Lahore, Karachi among 10 most polluted cities worldwide

Smog is a form of severe air pollution, when air quality changes drastically


Nasir Aslam


WWF-Pakistan held its seventh Annual Green Office Conference in Islamabad. The theme of this year’s conference was air pollution, with particular focus on the growing issue of smog.

The aim of the event was to turn the tide and establish a consensus between relevant public and private sectors on the roles, responsibilities and actions needed to improve air quality.

The one-day event was attended by corporate partners, public sector leaders, academia, and industry practitioners from across Pakistan.

Hammad Naqi Khan, Director General, WWF- Pakistan while welcoming the participants said, “Lahore and Karachi are among the 10 most polluted cities in the world in terms of air quality, according to air quality monitor AirVisual.

The ranking today puts Lahore at the top of the list, and urgent action needs to be taken to tackle this issue.

Air pollution caused by traffic, industries, crop burning and burning of solid waste are major contributors of smog and the layer of smog is expected to thicken in the coming days.

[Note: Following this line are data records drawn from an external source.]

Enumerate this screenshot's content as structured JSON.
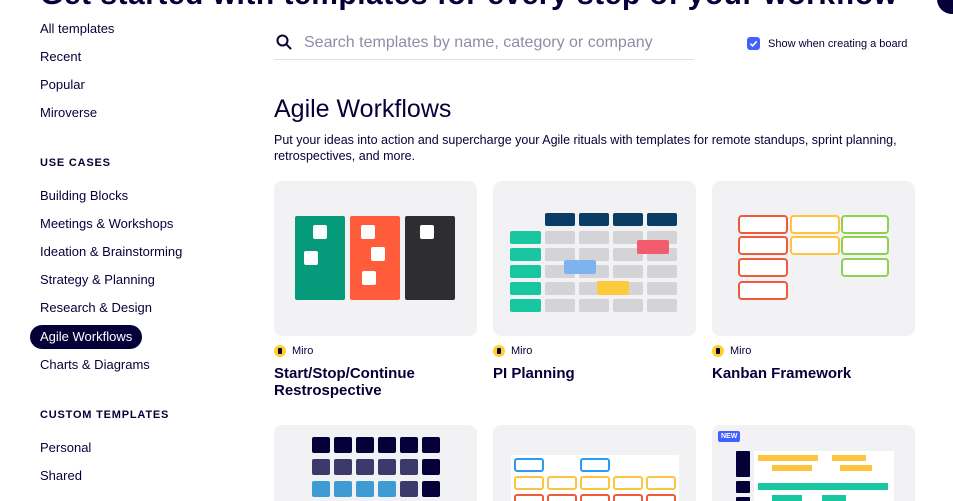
{
  "header": {
    "clipped_title": "Get started with templates for every step of your workflow"
  },
  "sidebar": {
    "items": [
      {
        "label": "All templates"
      },
      {
        "label": "Recent"
      },
      {
        "label": "Popular"
      },
      {
        "label": "Miroverse"
      }
    ],
    "use_cases_heading": "USE CASES",
    "use_cases": [
      {
        "label": "Building Blocks"
      },
      {
        "label": "Meetings & Workshops"
      },
      {
        "label": "Ideation & Brainstorming"
      },
      {
        "label": "Strategy & Planning"
      },
      {
        "label": "Research & Design"
      },
      {
        "label": "Agile Workflows",
        "active": true
      },
      {
        "label": "Charts & Diagrams"
      }
    ],
    "custom_heading": "CUSTOM TEMPLATES",
    "custom": [
      {
        "label": "Personal"
      },
      {
        "label": "Shared"
      }
    ]
  },
  "search": {
    "placeholder": "Search templates by name, category or company",
    "icon": "search-icon"
  },
  "show_toggle": {
    "label": "Show when creating a board",
    "checked": true
  },
  "section": {
    "title": "Agile Workflows",
    "description": "Put your ideas into action and supercharge your Agile rituals with templates for remote standups, sprint planning, retrospectives, and more."
  },
  "cards": [
    {
      "author": "Miro",
      "title": "Start/Stop/Continue Restrospective"
    },
    {
      "author": "Miro",
      "title": "PI Planning"
    },
    {
      "author": "Miro",
      "title": "Kanban Framework"
    }
  ],
  "badges": {
    "new": "NEW"
  },
  "colors": {
    "primary": "#050038",
    "accent": "#4262ff",
    "miro_yellow": "#ffd02f",
    "card_bg": "#f2f2f4"
  }
}
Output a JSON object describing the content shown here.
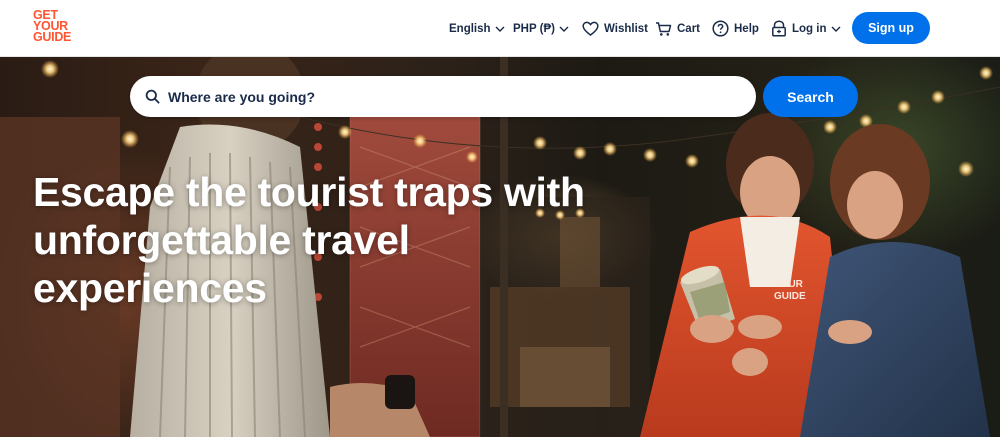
{
  "header": {
    "logo": [
      "GET",
      "YOUR",
      "GUIDE"
    ],
    "language": "English",
    "currency": "PHP (₱)",
    "wishlist": "Wishlist",
    "cart": "Cart",
    "help": "Help",
    "login": "Log in",
    "signup": "Sign up"
  },
  "hero": {
    "search_placeholder": "Where are you going?",
    "search_button": "Search",
    "headline": "Escape the tourist traps with unforgettable travel experiences",
    "badge_text": "YOUR GUIDE"
  },
  "colors": {
    "brand": "#ff5533",
    "primary_button": "#0071eb",
    "nav_text": "#1a2b49"
  }
}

Urban air pollution in Pakistan is among the world’s most severe, significantly damaging human health, quality of life, economy and the environment.” Following Khan’s address, Lauri Myllyvytra, Energy and Air Pollution Analyst, Green Peace, shared his research on the prevalent air quality of Pakistan’s leading cities.

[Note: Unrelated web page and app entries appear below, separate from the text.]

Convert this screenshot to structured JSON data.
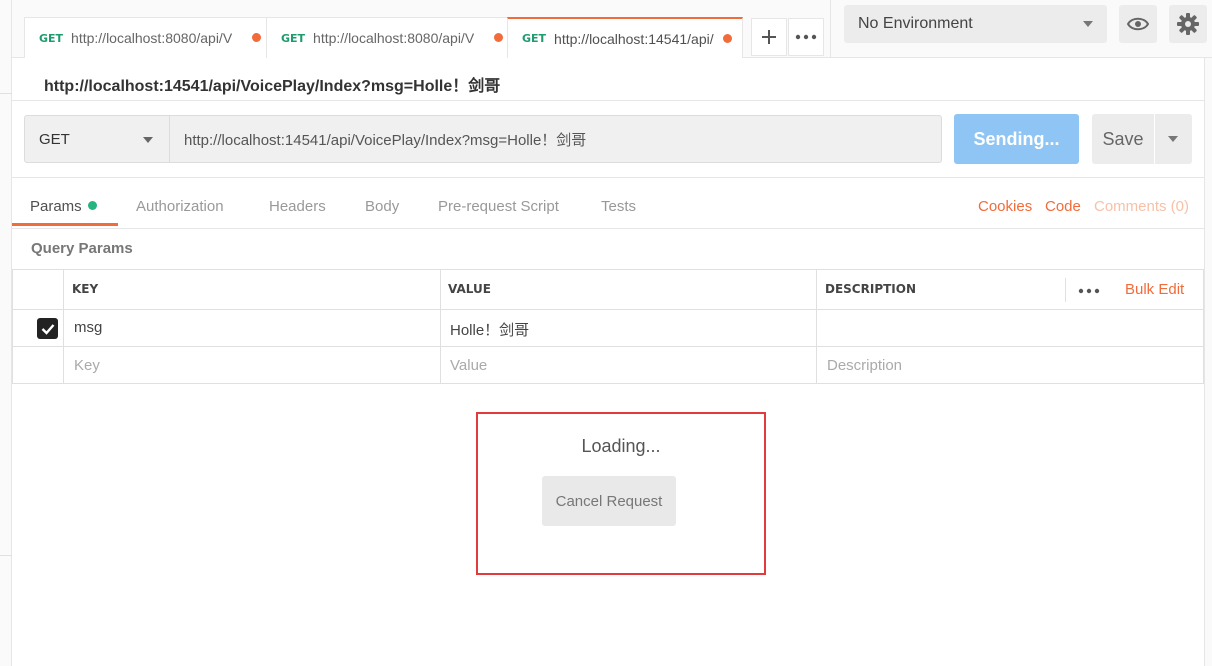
{
  "tabs": [
    {
      "method": "GET",
      "url": "http://localhost:8080/api/V"
    },
    {
      "method": "GET",
      "url": "http://localhost:8080/api/V"
    },
    {
      "method": "GET",
      "url": "http://localhost:14541/api/"
    }
  ],
  "environment": {
    "selected": "No Environment"
  },
  "request": {
    "title": "http://localhost:14541/api/VoicePlay/Index?msg=Holle！剑哥",
    "method": "GET",
    "url": "http://localhost:14541/api/VoicePlay/Index?msg=Holle！剑哥",
    "send_label": "Sending...",
    "save_label": "Save"
  },
  "subtabs": {
    "params": "Params",
    "authorization": "Authorization",
    "headers": "Headers",
    "body": "Body",
    "prerequest": "Pre-request Script",
    "tests": "Tests",
    "cookies": "Cookies",
    "code": "Code",
    "comments": "Comments (0)"
  },
  "params": {
    "section_label": "Query Params",
    "headers": {
      "key": "KEY",
      "value": "VALUE",
      "description": "DESCRIPTION"
    },
    "bulk_edit": "Bulk Edit",
    "rows": [
      {
        "key": "msg",
        "value": "Holle！剑哥",
        "description": "",
        "checked": true
      }
    ],
    "placeholders": {
      "key": "Key",
      "value": "Value",
      "description": "Description"
    }
  },
  "loading": {
    "text": "Loading...",
    "cancel_label": "Cancel Request"
  },
  "colors": {
    "accent": "#f26b3a",
    "send": "#8ec5f4",
    "method_green": "#1e9c6e",
    "highlight_border": "#e13b3b"
  }
}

He also gave an insight to the actions and framework followed by countries such as China, the USA and some countries from the European Union, in tackling the issue of smog. Ms. Syeda Malika, Director-General, Environmental Protection Department (EPD), elaborated on the current smog policy and shared highlights from the Punjab Clean Air Action Plan. While presenting Malika said, “Smog is a form of severe air pollution, when air quality changes drastically.

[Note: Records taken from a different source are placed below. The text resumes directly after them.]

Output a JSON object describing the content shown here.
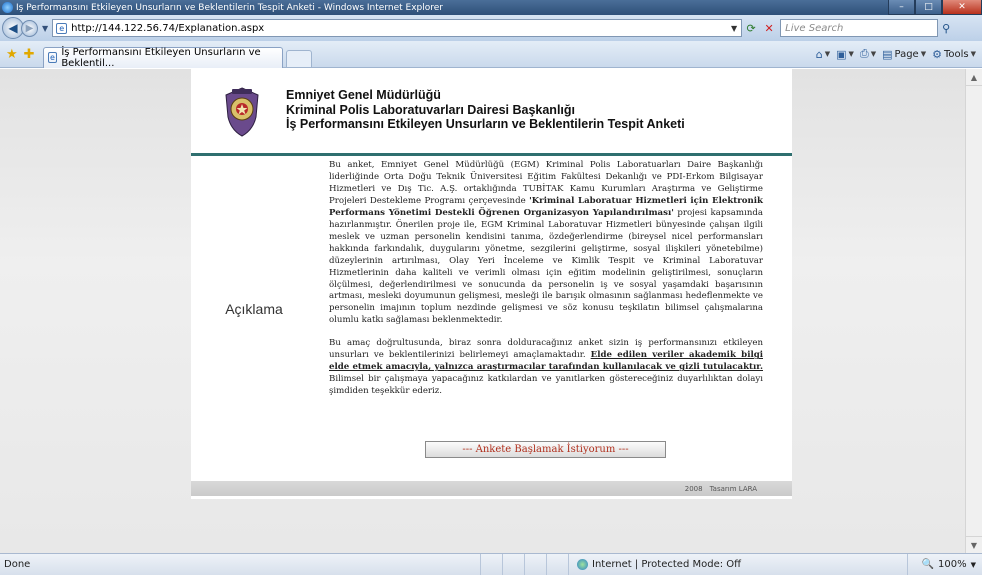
{
  "window": {
    "title": "İş Performansını Etkileyen Unsurların ve Beklentilerin Tespit Anketi - Windows Internet Explorer",
    "minimize": "–",
    "maximize": "□",
    "close": "✕"
  },
  "addressbar": {
    "url": "http://144.122.56.74/Explanation.aspx",
    "search_placeholder": "Live Search"
  },
  "tabbar": {
    "tab_title": "İş Performansını Etkileyen Unsurların ve Beklentil...",
    "page_label": "Page",
    "tools_label": "Tools"
  },
  "header": {
    "line1": "Emniyet Genel Müdürlüğü",
    "line2": "Kriminal Polis Laboratuvarları Dairesi Başkanlığı",
    "line3": "İş Performansını Etkileyen Unsurların ve Beklentilerin Tespit Anketi"
  },
  "content": {
    "section_label": "Açıklama",
    "p1_a": "Bu anket, Emniyet Genel Müdürlüğü (EGM) Kriminal Polis Laboratuarları Daire Başkanlığı liderliğinde Orta Doğu Teknik Üniversitesi Eğitim Fakültesi Dekanlığı ve PDI-Erkom Bilgisayar Hizmetleri ve Dış Tic. A.Ş. ortaklığında TUBİTAK Kamu Kurumları Araştırma ve Geliştirme Projeleri Destekleme Programı çerçevesinde ",
    "p1_bold": "'Kriminal Laboratuar Hizmetleri için Elektronik Performans Yönetimi Destekli Öğrenen Organizasyon Yapılandırılması'",
    "p1_b": " projesi kapsamında hazırlanmıştır. Önerilen proje ile, EGM Kriminal Laboratuvar Hizmetleri bünyesinde çalışan ilgili meslek ve uzman personelin kendisini tanıma, özdeğerlendirme (bireysel nicel performansları hakkında farkındalık, duygularını yönetme, sezgilerini geliştirme, sosyal ilişkileri yönetebilme) düzeylerinin artırılması, Olay Yeri İnceleme ve Kimlik Tespit ve Kriminal Laboratuvar Hizmetlerinin daha kaliteli ve verimli olması için eğitim modelinin geliştirilmesi, sonuçların ölçülmesi, değerlendirilmesi ve sonucunda da personelin iş ve sosyal yaşamdaki başarısının artması, mesleki doyumunun gelişmesi, mesleği ile barışık olmasının sağlanması hedeflenmekte ve personelin imajının toplum nezdinde gelişmesi ve söz konusu teşkilatın bilimsel çalışmalarına olumlu katkı sağlaması beklenmektedir.",
    "p2_a": "Bu amaç doğrultusunda, biraz sonra dolduracağınız anket sizin iş performansınızı etkileyen unsurları ve beklentilerinizi belirlemeyi amaçlamaktadır. ",
    "p2_underline": "Elde edilen veriler akademik bilgi elde etmek amacıyla, yalnızca araştırmacılar tarafından kullanılacak ve gizli tutulacaktır.",
    "p2_b": " Bilimsel bir çalışmaya yapacağınız katkılardan ve yanıtlarken göstereceğiniz duyarlılıktan dolayı şimdiden teşekkür ederiz.",
    "start_button": "--- Ankete Başlamak İstiyorum ---"
  },
  "footer": {
    "year": "2008",
    "credit": "Tasarım LARA"
  },
  "statusbar": {
    "status": "Done",
    "zone": "Internet | Protected Mode: Off",
    "zoom": "100%"
  }
}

The EPD records the Air Quality Index every day and takes stern actions against violators. Industrial units, brick kilns or any unit found polluting the air is sealed unless it has air pollution control systems installed. Solid waste and crop stubble burning is banned and FIRs are registered against the violators. So far, the EPD has installed air quality monitors in Multan, Gujranwala, Faisalabad, and Lahore.

As brick kilns are a big contributor to air pollution, the working dynamics and benefits of zig-zag technology which aims to decrease pollution were presented by Dr Faiza Sharif, Associate Professor, and Government College University.  Abid Omar, Founder, Pakistan Air Quality Initiative, briefed participants about quantitative analysis of emissions and the negative impacts smog has on human health.